Town Manager Jill Goldsmith said Baker's endorsement of the town's position “will be very compelling and helpful in the Republican controlled Congress, and we thank him and lieutenant governor very much.” So far, 18 towns – including New Bedford and, Monday, Harwich – and public service organizations have written letters in support of the boundary clarification legislation.
Herland, however, pointed out that an assertion in the governor's letter that claims that prior to the CCP the agency never claimed the waters west of Monomoy is inaccurate. Historically that area has been included in the refuge declaration on of taking, and was most recently validated after the harvesting of horseshoe crabs from the refuge waters was found to be not compatible and was prohibited in 2000. A previous use permit had been issued in 1994 allowing harvesting for biomedical purposes, but the decline in horseshoe crab populations and a determination that many of the shorebirds that the refuge protects feed on horseshoe crab eggs resulted in the permit being revoked.

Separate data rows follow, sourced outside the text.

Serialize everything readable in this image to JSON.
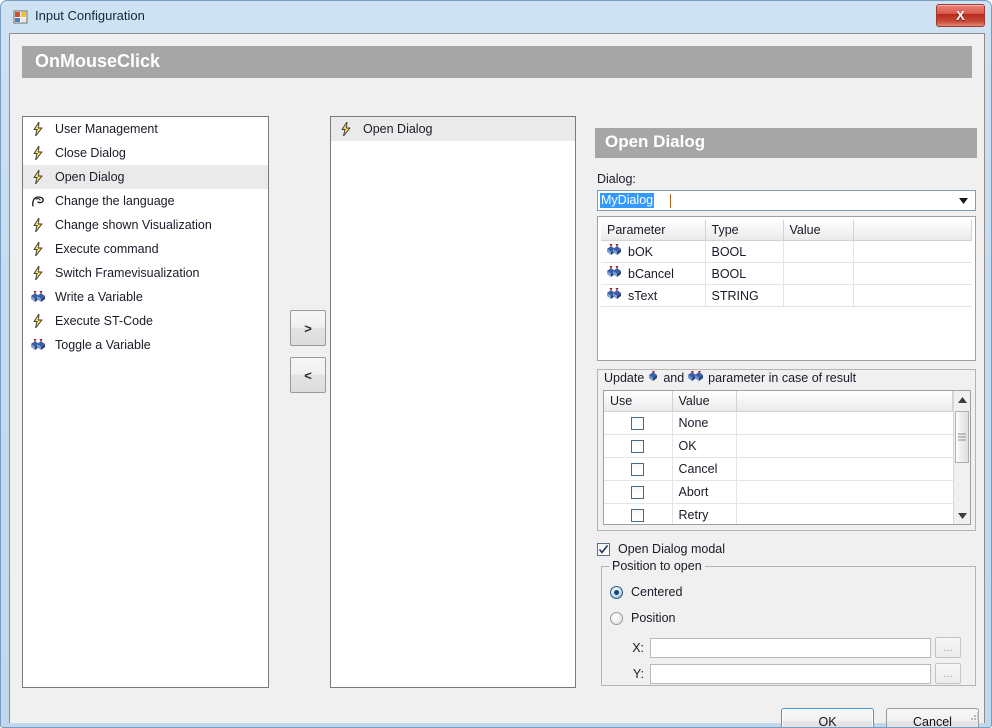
{
  "window": {
    "title": "Input Configuration",
    "icon": "form-icon",
    "close_label": "X"
  },
  "banner": {
    "title": "OnMouseClick"
  },
  "available_list": {
    "items": [
      {
        "label": "User Management",
        "icon": "lightning-icon",
        "selected": false
      },
      {
        "label": "Close Dialog",
        "icon": "lightning-icon",
        "selected": false
      },
      {
        "label": "Open Dialog",
        "icon": "lightning-icon",
        "selected": true
      },
      {
        "label": "Change the language",
        "icon": "language-icon",
        "selected": false
      },
      {
        "label": "Change shown Visualization",
        "icon": "lightning-icon",
        "selected": false
      },
      {
        "label": "Execute command",
        "icon": "lightning-icon",
        "selected": false
      },
      {
        "label": "Switch Framevisualization",
        "icon": "lightning-icon",
        "selected": false
      },
      {
        "label": "Write a Variable",
        "icon": "variable-icon",
        "selected": false
      },
      {
        "label": "Execute ST-Code",
        "icon": "lightning-icon",
        "selected": false
      },
      {
        "label": "Toggle a Variable",
        "icon": "variable-icon",
        "selected": false
      }
    ]
  },
  "assigned_list": {
    "items": [
      {
        "label": "Open Dialog",
        "icon": "lightning-icon",
        "selected": true
      }
    ]
  },
  "transfer": {
    "add_label": ">",
    "remove_label": "<"
  },
  "detail": {
    "title": "Open Dialog",
    "dialog_label": "Dialog:",
    "dialog_value": "MyDialog",
    "parameter_table": {
      "columns": [
        "Parameter",
        "Type",
        "Value",
        ""
      ],
      "rows": [
        {
          "parameter": "bOK",
          "type": "BOOL",
          "value": "",
          "icon": "inout-variable-icon"
        },
        {
          "parameter": "bCancel",
          "type": "BOOL",
          "value": "",
          "icon": "inout-variable-icon"
        },
        {
          "parameter": "sText",
          "type": "STRING",
          "value": "",
          "icon": "inout-variable-icon"
        }
      ]
    },
    "result_group": {
      "title_part1": "Update",
      "title_part2": "and",
      "title_part3": "parameter in case of result",
      "columns": [
        "Use",
        "Value",
        ""
      ],
      "rows": [
        {
          "use": false,
          "value": "None"
        },
        {
          "use": false,
          "value": "OK"
        },
        {
          "use": false,
          "value": "Cancel"
        },
        {
          "use": false,
          "value": "Abort"
        },
        {
          "use": false,
          "value": "Retry"
        }
      ]
    },
    "modal_checkbox": {
      "label": "Open Dialog modal",
      "checked": true
    },
    "position_group": {
      "title": "Position to open",
      "options": [
        {
          "label": "Centered",
          "selected": true
        },
        {
          "label": "Position",
          "selected": false
        }
      ],
      "x_label": "X:",
      "x_value": "",
      "y_label": "Y:",
      "y_value": "",
      "browse_label": "..."
    }
  },
  "footer": {
    "ok_label": "OK",
    "cancel_label": "Cancel"
  }
}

The Fish and Wildlife Service was sued over the revocation but its decision was upheld. Herland said part of that case involved the boundary of the refuge and the area where horseshoe crabs could not be harvested, which included that 3,000-acre section of water west of the island.
In the CCP, the harvesting of horseshoe crabs was determined to be incompatible with the refuge. If the western boundary is set at the low water mark, it would potentially open that entire area up to horseshoe crab harvesting, which could theoretically happen just below mean low water, Herland said.
“That's a huge concern that we have,” she said.
Horseshoe crab populations have been declining along the east coast and in Massachusetts, according to the CCP, including in Stage Harbor. But the population around Monomoy appears stable or on the increase, Herland said. Many shorebirds that use Monomoy during migration feed on horseshoe crab eggs.
The same concern holds for mussels, Herland said. The CCP bans mussel harvesting in the refuge, and although there isn't a large set of the shellfish now, Herland said there could be in the future, and eiders and some shorebirds have been documented as feeding on mussels.
Setting the western boundary at low water would also open up large areas to kiteboarding, which is now banned within refuge waters. There have been “a few problems, but not many” with kiteboarding this summer, she said.
The refuge's eastern boundary is also set at low water, but a separate memorandum of agreement between the service and the town governs the boundary at the point where South Beach and South Monomoy Island join. That memo was an outcome of local opposition to the draft CCP, which claimed some 717 acres of South Beach as part of the refuge.
Based on the final CCP, the Fish and Wildlife Service's realty section set the total acreage of the refuge at 7,921, Herland said. Of that, 3,900 acres, or nearly half the total acreage of the refuge, is subtidal or open water.
Changing the boundary would divest the refuge of an area that the agency's “rigorous legal analysis” confirmed are part of the National Wildlife Refuge system, Herland said. The CCP, she added, went through an extensive public review process that balanced historic uses with the refuge's wilderness character, wildlife needs and competing public interests.
“A boundary change would undermine that public process,” she said.
Refuge and town representatives met June 27 to review the CCP and its implementation. The memorandum regarding the South Beach-Monomoy boundary includes an agreement to coordinate management in that area, Herland said.
“Wildlife doesn't understand a boundary,” she noted, adding that the town is supportive of the refuge's management efforts and goals.